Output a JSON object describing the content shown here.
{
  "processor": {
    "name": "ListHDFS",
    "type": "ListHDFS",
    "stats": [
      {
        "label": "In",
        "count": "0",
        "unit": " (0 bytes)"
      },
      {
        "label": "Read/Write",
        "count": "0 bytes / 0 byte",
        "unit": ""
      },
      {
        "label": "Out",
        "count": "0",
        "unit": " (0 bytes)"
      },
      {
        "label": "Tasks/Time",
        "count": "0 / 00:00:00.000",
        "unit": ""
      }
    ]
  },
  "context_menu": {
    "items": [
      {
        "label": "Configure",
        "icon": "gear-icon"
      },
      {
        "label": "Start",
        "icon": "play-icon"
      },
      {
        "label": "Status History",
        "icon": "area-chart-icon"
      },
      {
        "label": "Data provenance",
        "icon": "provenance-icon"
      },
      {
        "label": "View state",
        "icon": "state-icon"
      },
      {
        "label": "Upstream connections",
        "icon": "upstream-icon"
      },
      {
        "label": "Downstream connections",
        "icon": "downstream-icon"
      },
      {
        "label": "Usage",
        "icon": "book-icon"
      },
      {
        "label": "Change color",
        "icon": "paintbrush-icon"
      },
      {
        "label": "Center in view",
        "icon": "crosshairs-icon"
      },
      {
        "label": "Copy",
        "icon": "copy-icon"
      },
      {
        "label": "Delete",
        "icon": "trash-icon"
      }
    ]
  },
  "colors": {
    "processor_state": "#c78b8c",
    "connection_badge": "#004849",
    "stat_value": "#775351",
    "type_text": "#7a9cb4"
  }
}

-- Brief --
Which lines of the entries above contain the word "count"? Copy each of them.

-- Expected answer --
        "count": "0",
        "count": "0 bytes / 0 byte",
        "count": "0",
        "count": "0 / 00:00:00.000",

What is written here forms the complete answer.